She said that throughout her time serving MGC last year, they focused on advocating for the Multicultural Alliance to get to perform at Sing, which they did for the first time in February of 2020.
“We also have Sing Alliance, but NPHC and MGC really didn’t have a voice on that stage other than Sing Alliance,” Nguyen said. “So having a Multicultural Alliance was a really cool initiative.”
Nguyen said the MGC is ever evolving and there is no limit to how many organizations can be in the council. She said each university looks different.
“Throughout my time at Baylor, I’ve seen one or two organizations come and then some come back,” Nguyen said. “My last year, we only had nine organizations that were active and a new one that re-joined.”
She said throughout the years, the events have continued to get bigger.
“My sophomore year, I think our count was maybe 50 people to go to this one event we had,” Nguyen said. “The next year, we would budget a little bit more because we see that more people are going so it was like 50, then 75, then 100 my senior year and even more than that came I believe.”
In a Lariat article from 2013, Astrid Beltran, coordinator of Baylor’s Greek Life and Chapter Development for NPHC and MGC at the time, said that without the MGC, the organizations within it would not have a place to call home.
“That’s why we have different councils,” Beltran said. “It’s not to segregate or to divide. It’s to really make sure these councils are a home for these chapters to be successful and to have resources.”
Sullivan said that their main goal is to continue to serve more people.
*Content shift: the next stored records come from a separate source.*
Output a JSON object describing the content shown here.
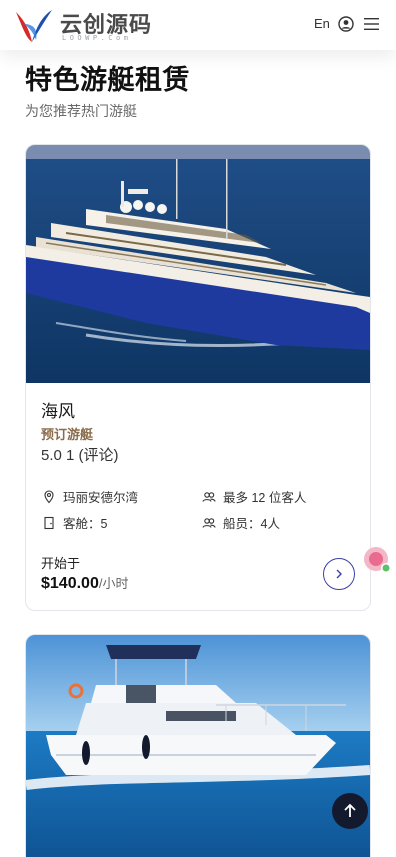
{
  "header": {
    "logo_text": "云创源码",
    "logo_sub": "LOOWP.Com",
    "lang_label": "En",
    "icons": [
      "user-circle-icon",
      "hamburger-menu-icon"
    ]
  },
  "section": {
    "title": "特色游艇租赁",
    "subtitle": "为您推荐热门游艇"
  },
  "cards": [
    {
      "name": "海风",
      "type": "预订游艇",
      "rating": "5.0 1 (评论)",
      "location": "玛丽安德尔湾",
      "guests": "最多 12 位客人",
      "cabins": "客舱：5",
      "crew": "船员：4人",
      "price_label": "开始于",
      "price": "$140.00",
      "price_unit": "/小时"
    },
    {
      "name": "",
      "image": "motor-yacht-photo"
    }
  ],
  "colors": {
    "accent": "#3b3fa8",
    "type_label": "#8a6d4a",
    "back_to_top": "#141a2e"
  }
}
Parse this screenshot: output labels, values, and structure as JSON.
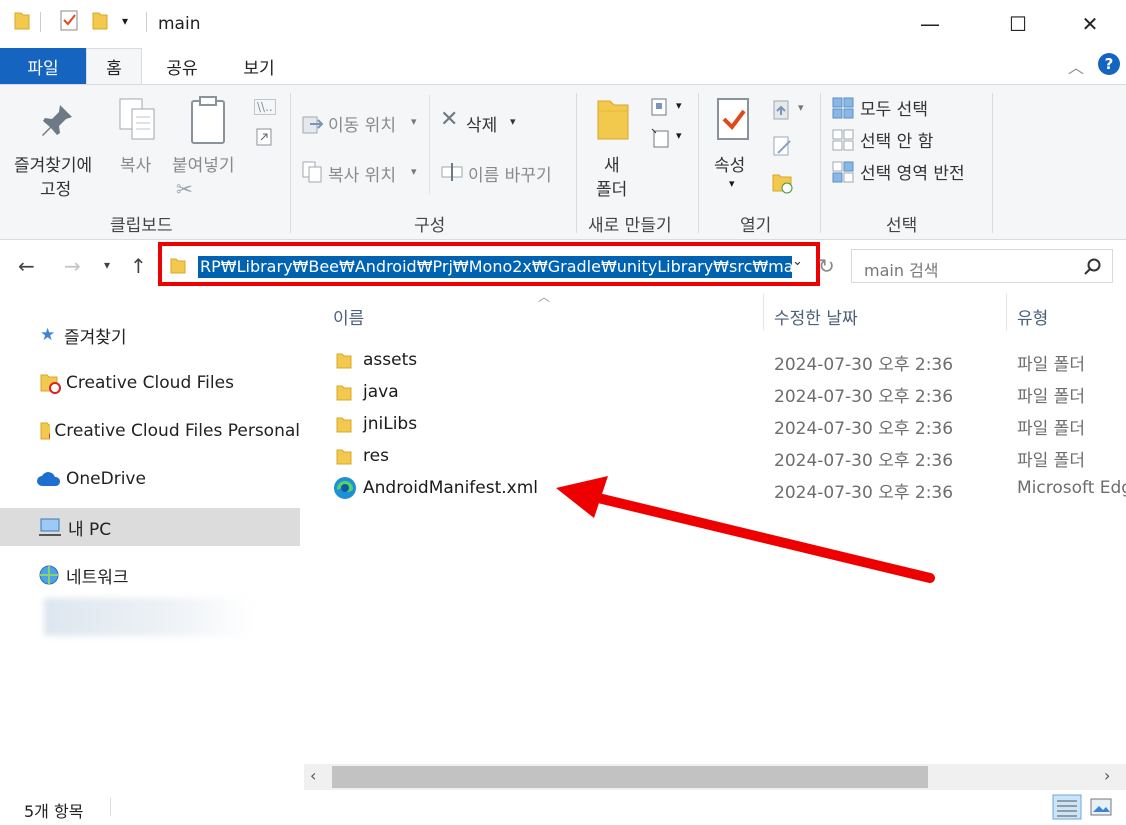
{
  "window": {
    "title": "main",
    "controls": {
      "minimize": "—",
      "maximize": "☐",
      "close": "✕"
    }
  },
  "ribbon": {
    "tabs": [
      {
        "label": "파일"
      },
      {
        "label": "홈"
      },
      {
        "label": "공유"
      },
      {
        "label": "보기"
      }
    ],
    "help_glyph": "?",
    "clipboard": {
      "pin": [
        "즐겨찾기에",
        "고정"
      ],
      "copy": "복사",
      "paste": "붙여넣기",
      "group": "클립보드"
    },
    "organize": {
      "move_to": "이동 위치",
      "copy_to": "복사 위치",
      "delete": "삭제",
      "rename": "이름 바꾸기",
      "group": "구성"
    },
    "new": {
      "folder": [
        "새",
        "폴더"
      ],
      "group": "새로 만들기"
    },
    "open": {
      "properties": "속성",
      "group": "열기"
    },
    "select": {
      "all": "모두 선택",
      "none": "선택 안 함",
      "invert": "선택 영역 반전",
      "group": "선택"
    }
  },
  "address": {
    "path": "RP₩Library₩Bee₩Android₩Prj₩Mono2x₩Gradle₩unityLibrary₩src₩main",
    "search_placeholder": "main 검색"
  },
  "nav_pane": {
    "items": [
      {
        "label": "즐겨찾기",
        "icon": "star-icon"
      },
      {
        "label": "Creative Cloud Files",
        "icon": "creative-cloud-folder-icon"
      },
      {
        "label": "Creative Cloud Files Personal",
        "icon": "creative-cloud-folder-icon"
      },
      {
        "label": "OneDrive",
        "icon": "cloud-icon"
      },
      {
        "label": "내 PC",
        "icon": "computer-icon",
        "selected": true
      },
      {
        "label": "네트워크",
        "icon": "network-icon"
      }
    ]
  },
  "file_list": {
    "columns": {
      "name": "이름",
      "date": "수정한 날짜",
      "type": "유형"
    },
    "rows": [
      {
        "name": "assets",
        "date": "2024-07-30 오후 2:36",
        "type": "파일 폴더",
        "icon": "folder-icon"
      },
      {
        "name": "java",
        "date": "2024-07-30 오후 2:36",
        "type": "파일 폴더",
        "icon": "folder-icon"
      },
      {
        "name": "jniLibs",
        "date": "2024-07-30 오후 2:36",
        "type": "파일 폴더",
        "icon": "folder-icon"
      },
      {
        "name": "res",
        "date": "2024-07-30 오후 2:36",
        "type": "파일 폴더",
        "icon": "folder-icon"
      },
      {
        "name": "AndroidManifest.xml",
        "date": "2024-07-30 오후 2:36",
        "type": "Microsoft Edg",
        "icon": "edge-icon"
      }
    ]
  },
  "status": {
    "items": "5개 항목"
  },
  "colors": {
    "accent": "#1565c0",
    "highlight": "#0063b1",
    "annotation": "#e00000"
  }
}
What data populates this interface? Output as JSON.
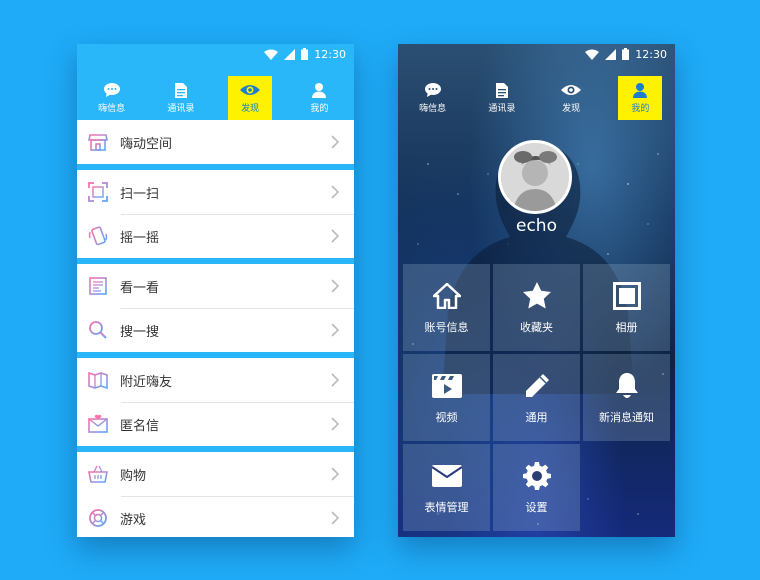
{
  "status": {
    "time": "12:30"
  },
  "tabs": [
    {
      "label": "嗨信息",
      "icon": "chat-bubble-icon"
    },
    {
      "label": "通讯录",
      "icon": "document-icon"
    },
    {
      "label": "发现",
      "icon": "eye-icon"
    },
    {
      "label": "我的",
      "icon": "person-icon"
    }
  ],
  "left": {
    "active_tab": "发现",
    "groups": [
      [
        {
          "label": "嗨动空间",
          "icon": "store-icon"
        }
      ],
      [
        {
          "label": "扫一扫",
          "icon": "scan-icon"
        },
        {
          "label": "摇一摇",
          "icon": "shake-phone-icon"
        }
      ],
      [
        {
          "label": "看一看",
          "icon": "newspaper-icon"
        },
        {
          "label": "搜一搜",
          "icon": "magnifier-icon"
        }
      ],
      [
        {
          "label": "附近嗨友",
          "icon": "map-icon"
        },
        {
          "label": "匿名信",
          "icon": "envelope-heart-icon"
        }
      ],
      [
        {
          "label": "购物",
          "icon": "basket-icon"
        },
        {
          "label": "游戏",
          "icon": "lifebuoy-icon"
        }
      ]
    ]
  },
  "right": {
    "active_tab": "我的",
    "username": "echo",
    "tiles": [
      {
        "label": "账号信息",
        "icon": "home-icon"
      },
      {
        "label": "收藏夹",
        "icon": "star-icon"
      },
      {
        "label": "相册",
        "icon": "album-icon"
      },
      {
        "label": "视频",
        "icon": "video-clapper-icon"
      },
      {
        "label": "通用",
        "icon": "pencil-icon"
      },
      {
        "label": "新消息通知",
        "icon": "bell-icon"
      },
      {
        "label": "表情管理",
        "icon": "envelope-icon"
      },
      {
        "label": "设置",
        "icon": "gear-icon"
      }
    ]
  },
  "colors": {
    "background": "#1fabf7",
    "active_tab": "#fff200",
    "tab_bar": "#2ab7fa"
  }
}
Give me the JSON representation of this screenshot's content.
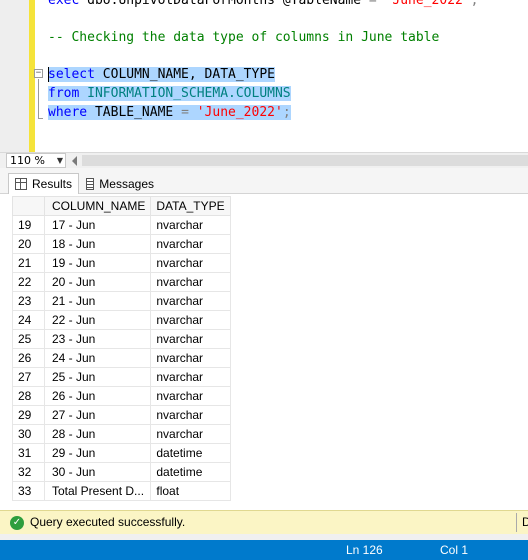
{
  "editor": {
    "lines": [
      {
        "kind": "exec",
        "text": "exec dbo.UnpivotDataForMonths @TableName = 'June_2022';"
      },
      {
        "kind": "comment",
        "text": "-- Checking the data type of columns in June table"
      },
      {
        "kind": "select",
        "kw": "select",
        "rest": " COLUMN_NAME, DATA_TYPE"
      },
      {
        "kind": "from",
        "kw": "from",
        "rest": " INFORMATION_SCHEMA.COLUMNS"
      },
      {
        "kind": "where",
        "kw": "where",
        "col": " TABLE_NAME ",
        "op": "=",
        "str": " 'June_2022'",
        "end": ";"
      }
    ],
    "exec_parts": {
      "kw": "exec",
      "proc": " dbo.UnpivotDataForMonths ",
      "param": "@TableName",
      "op": " = ",
      "str": "'June_2022'",
      "end": ";"
    }
  },
  "zoom": {
    "value": "110 %"
  },
  "tabs": [
    {
      "label": "Results",
      "icon": "grid-icon"
    },
    {
      "label": "Messages",
      "icon": "messages-icon"
    }
  ],
  "grid": {
    "columns": [
      "COLUMN_NAME",
      "DATA_TYPE"
    ],
    "rows": [
      {
        "n": "19",
        "col": "17 - Jun",
        "type": "nvarchar"
      },
      {
        "n": "20",
        "col": "18 - Jun",
        "type": "nvarchar"
      },
      {
        "n": "21",
        "col": "19 - Jun",
        "type": "nvarchar"
      },
      {
        "n": "22",
        "col": "20 - Jun",
        "type": "nvarchar"
      },
      {
        "n": "23",
        "col": "21 - Jun",
        "type": "nvarchar"
      },
      {
        "n": "24",
        "col": "22 - Jun",
        "type": "nvarchar"
      },
      {
        "n": "25",
        "col": "23 - Jun",
        "type": "nvarchar"
      },
      {
        "n": "26",
        "col": "24 - Jun",
        "type": "nvarchar"
      },
      {
        "n": "27",
        "col": "25 - Jun",
        "type": "nvarchar"
      },
      {
        "n": "28",
        "col": "26 - Jun",
        "type": "nvarchar"
      },
      {
        "n": "29",
        "col": "27 - Jun",
        "type": "nvarchar"
      },
      {
        "n": "30",
        "col": "28 - Jun",
        "type": "nvarchar"
      },
      {
        "n": "31",
        "col": "29 - Jun",
        "type": "datetime"
      },
      {
        "n": "32",
        "col": "30 - Jun",
        "type": "datetime"
      },
      {
        "n": "33",
        "col": "Total Present D...",
        "type": "float"
      }
    ]
  },
  "status": {
    "query_message": "Query executed successfully.",
    "truncated_right": "D",
    "ln": "Ln 126",
    "col": "Col 1"
  },
  "colors": {
    "keyword": "#0000ff",
    "system_object": "#008080",
    "string": "#ff0000",
    "comment": "#008000",
    "selection": "#add6ff",
    "status_bar": "#007acc",
    "query_ok_bar": "#fbf5c5"
  }
}
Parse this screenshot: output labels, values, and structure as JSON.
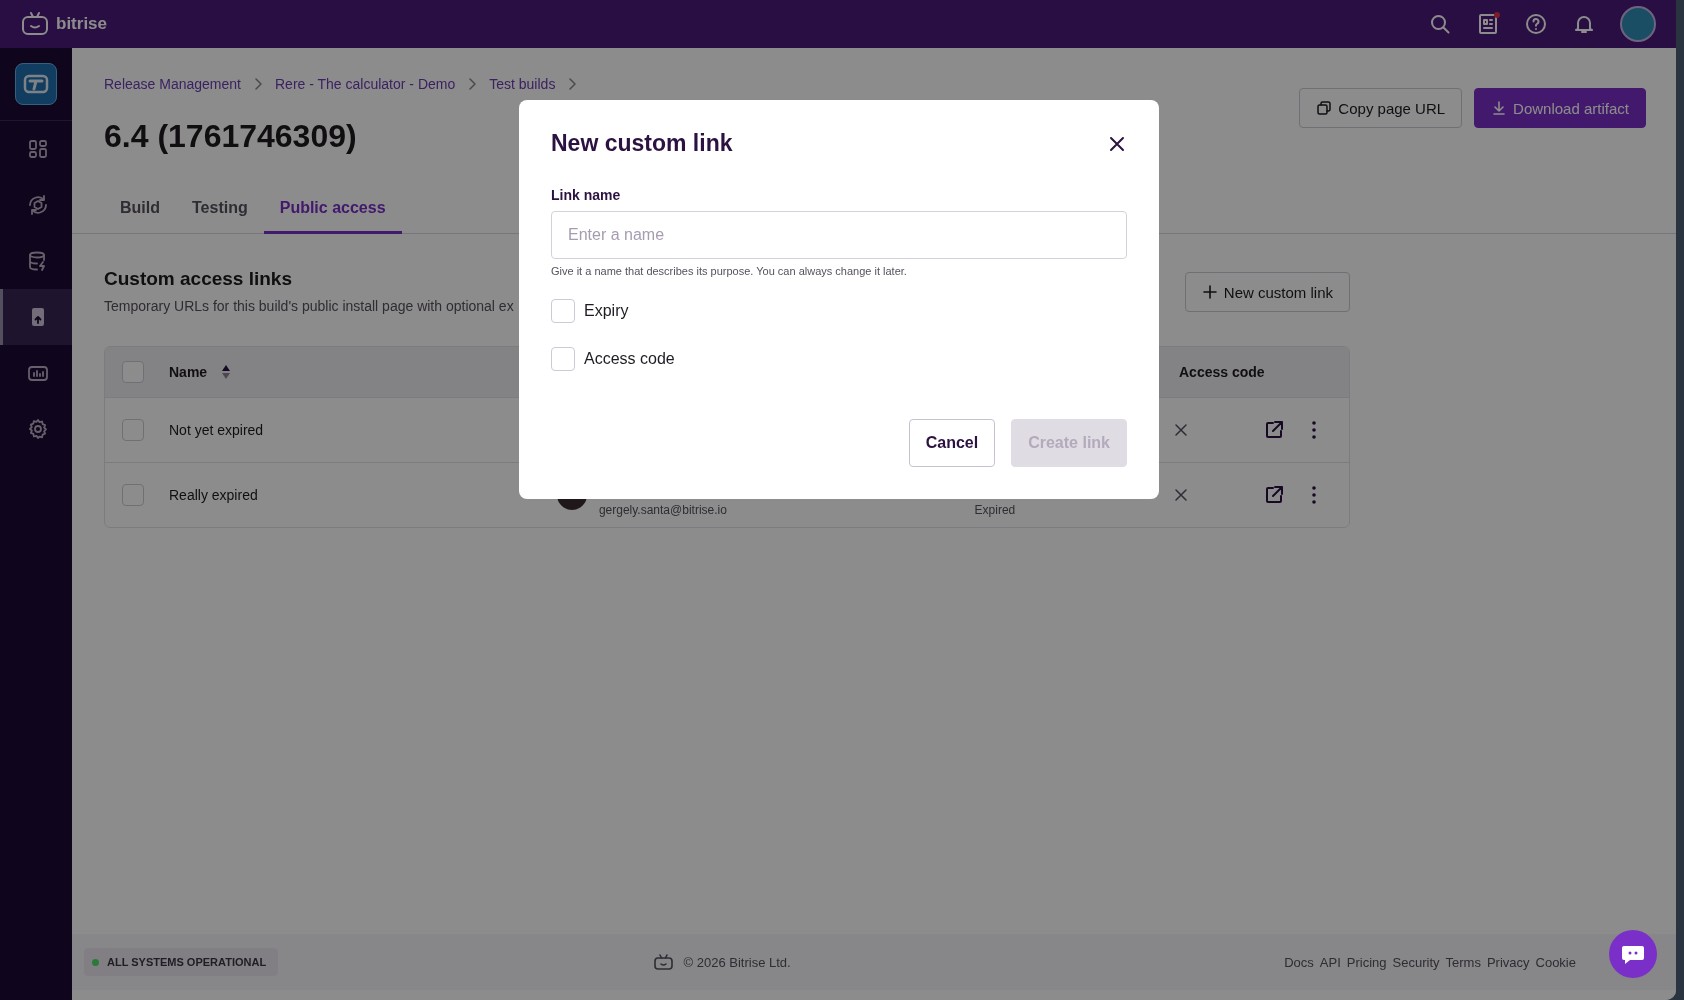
{
  "topbar": {
    "logo_text": "bitrise",
    "icons": [
      {
        "kind": "search"
      },
      {
        "kind": "news",
        "badge": true
      },
      {
        "kind": "help"
      },
      {
        "kind": "bell"
      },
      {
        "kind": "avatar"
      }
    ]
  },
  "sidebar": {
    "items": [
      {
        "kind": "grid",
        "selected": false
      },
      {
        "kind": "cycle",
        "selected": false
      },
      {
        "kind": "database",
        "selected": false
      },
      {
        "kind": "phone",
        "selected": true
      },
      {
        "kind": "chart",
        "selected": false
      },
      {
        "kind": "gear",
        "selected": false
      }
    ]
  },
  "breadcrumbs": [
    "Release Management",
    "Rere - The calculator - Demo",
    "Test builds"
  ],
  "page_title": "6.4 (1761746309)",
  "header_buttons": [
    {
      "label": "Copy page URL",
      "kind": "secondary"
    },
    {
      "label": "Download artifact",
      "kind": "primary"
    }
  ],
  "tabs": [
    {
      "label": "Build",
      "selected": false
    },
    {
      "label": "Testing",
      "selected": false
    },
    {
      "label": "Public access",
      "selected": true
    }
  ],
  "section": {
    "title": "Custom access links",
    "description": "Temporary URLs for this build's public install page with optional ex",
    "new_button": "New custom link"
  },
  "table": {
    "all_selected": false,
    "columns": [
      {
        "label": "Name",
        "sortable": true
      },
      {
        "label": "Access code",
        "sortable": false
      }
    ],
    "rows": [
      {
        "name": "Not yet expired",
        "selected": false,
        "access_code": false
      },
      {
        "name": "Really expired",
        "selected": false,
        "creator_email": "gergely.santa@bitrise.io",
        "status": "Expired",
        "access_code": false
      }
    ]
  },
  "modal": {
    "title": "New custom link",
    "field": {
      "label": "Link name",
      "placeholder": "Enter a name",
      "hint": "Give it a name that describes its purpose. You can always change it later."
    },
    "options": [
      {
        "label": "Expiry",
        "checked": false
      },
      {
        "label": "Access code",
        "checked": false
      }
    ],
    "buttons": [
      {
        "label": "Cancel",
        "kind": "secondary",
        "disabled": false
      },
      {
        "label": "Create link",
        "kind": "primary",
        "disabled": true
      }
    ]
  },
  "footer": {
    "status": {
      "label": "ALL SYSTEMS OPERATIONAL",
      "color": "#2b7a3a"
    },
    "copyright": "© 2026 Bitrise Ltd.",
    "links": [
      "Docs",
      "API",
      "Pricing",
      "Security",
      "Terms",
      "Privacy",
      "Cookie"
    ]
  }
}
“We are so much more than pretty faces,” Sullivan said. “We have commitment, hard work and so much more behind us and substance that we want to show people.”